the shirelles broke new musical ground at the very beginning of the 1960s: “will you love me tomorrow,” released in late 1960, was the first number one hit for a girl group, as well as the first number one for songwriting partners carole king and gerry goffin. it’s probably the group’s most recognizble contribution to the early formations of the girl group sound, but the four ladies of the shirelles a had string of successful hits as the decade rolled on, including 1962’s “everybody loves a lover.”
originally a top-twenty hit for doris day in 1958, the robert allen and richard adler-penned tune was recorded by the shirelles five years later, eventually reaching #19 on the billboard pop charts.
the recorded version isn’t anything to flip off your fake bouffant over, but this particular performance of the song in 1964 in the united kingdom is special for a few reasons. first, while choreography would become a major characteristic of the girl group performance and charm, it was obviously much more spontaneous and lax at first. the supremes would perfect the hand-in-hand of the lyrics and choreography, but i love how the shirelles, though sticking to the rudimentary choreography, are relaxed, loose and loving it. it’s one of the more organic girl group performances i’ve seen. in fact, it almost seems like they hopped on stage—unrehearsed, right out the audience—to sing.

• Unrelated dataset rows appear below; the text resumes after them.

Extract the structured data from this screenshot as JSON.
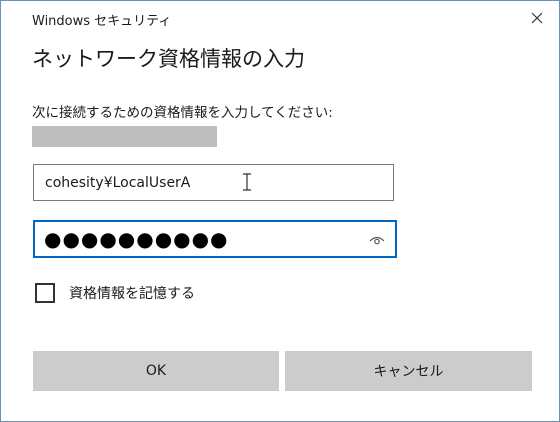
{
  "window": {
    "title": "Windows セキュリティ",
    "close_icon": "close-icon"
  },
  "dialog": {
    "heading": "ネットワーク資格情報の入力",
    "prompt": "次に接続するための資格情報を入力してください:"
  },
  "username": {
    "value": "cohesity¥LocalUserA"
  },
  "password": {
    "masked_value": "●●●●●●●●●●",
    "reveal_icon": "eye-icon"
  },
  "remember": {
    "label": "資格情報を記憶する",
    "checked": false
  },
  "buttons": {
    "ok_label": "OK",
    "cancel_label": "キャンセル"
  },
  "colors": {
    "focus_border": "#0067c0",
    "button_bg": "#cccccc",
    "window_border": "#6d8fb8",
    "redaction": "#bdbdbd"
  }
}
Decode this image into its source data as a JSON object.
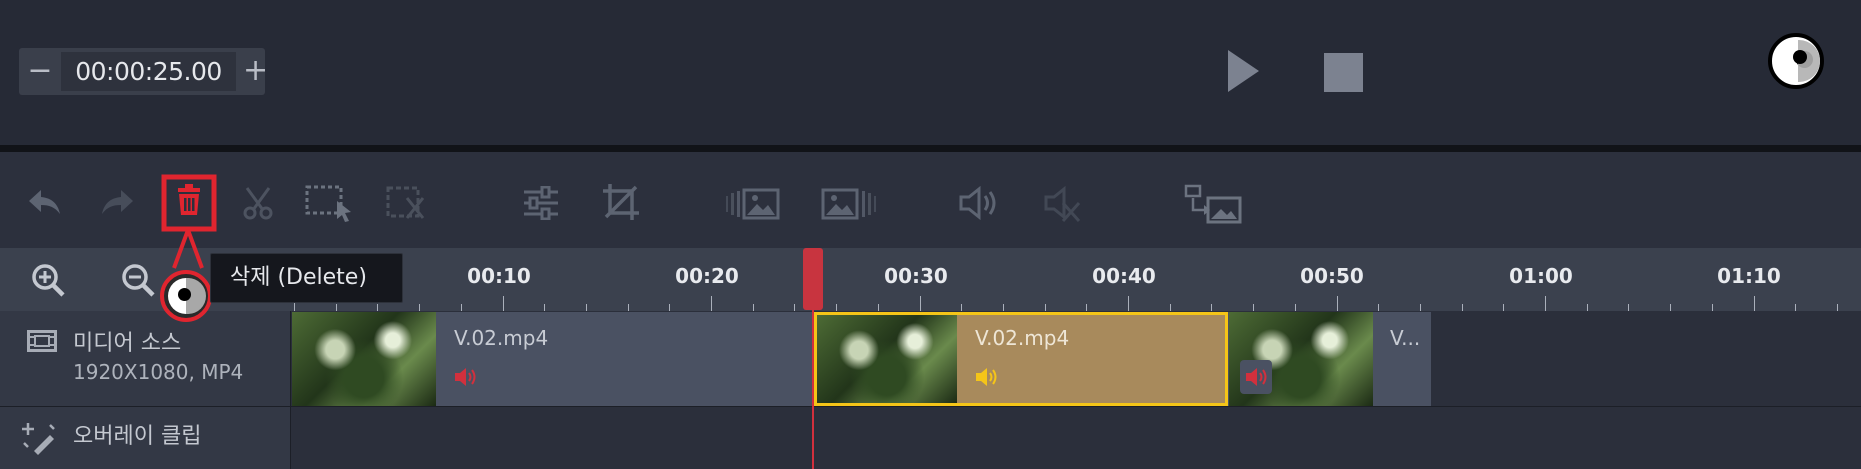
{
  "timecode": {
    "value": "00:00:25.00",
    "minus": "−",
    "plus": "+"
  },
  "toolbar": {
    "icons": [
      "undo-icon",
      "redo-icon",
      "delete-icon",
      "cut-icon",
      "select-icon",
      "split-icon",
      "adjust-icon",
      "crop-icon",
      "fade-in-icon",
      "fade-out-icon",
      "volume-icon",
      "mute-icon",
      "replace-icon"
    ]
  },
  "tooltip": {
    "text": "삭제 (Delete)"
  },
  "ruler": {
    "labels": [
      "00:10",
      "00:20",
      "00:30",
      "00:40",
      "00:50",
      "01:00",
      "01:10"
    ]
  },
  "tracks": {
    "media": {
      "title": "미디어 소스",
      "subtitle": "1920X1080, MP4"
    },
    "overlay": {
      "title": "오버레이 클립"
    }
  },
  "clips": [
    {
      "label": "V.02.mp4",
      "state": "normal"
    },
    {
      "label": "V.02.mp4",
      "state": "selected"
    },
    {
      "label": "V...",
      "state": "normal"
    }
  ],
  "colors": {
    "accent_red": "#d2303d",
    "selected_clip": "#a88a5c",
    "selected_border": "#f5c518"
  }
}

second, before image trumped talent and personality in the music industry, the way your body was shaped or how your nose was flat or pointy was less of an issue. (i mean, ringo? hello? i guess he was just the drummer though.) the girls looked different, and different didn’t matter—at least until the girl group genre became a big dollar sign.
in any case, the shirelles had the opportunity to revel in the early successes of the girl group explosion. this performance is a highlight of their time in the international spotlight.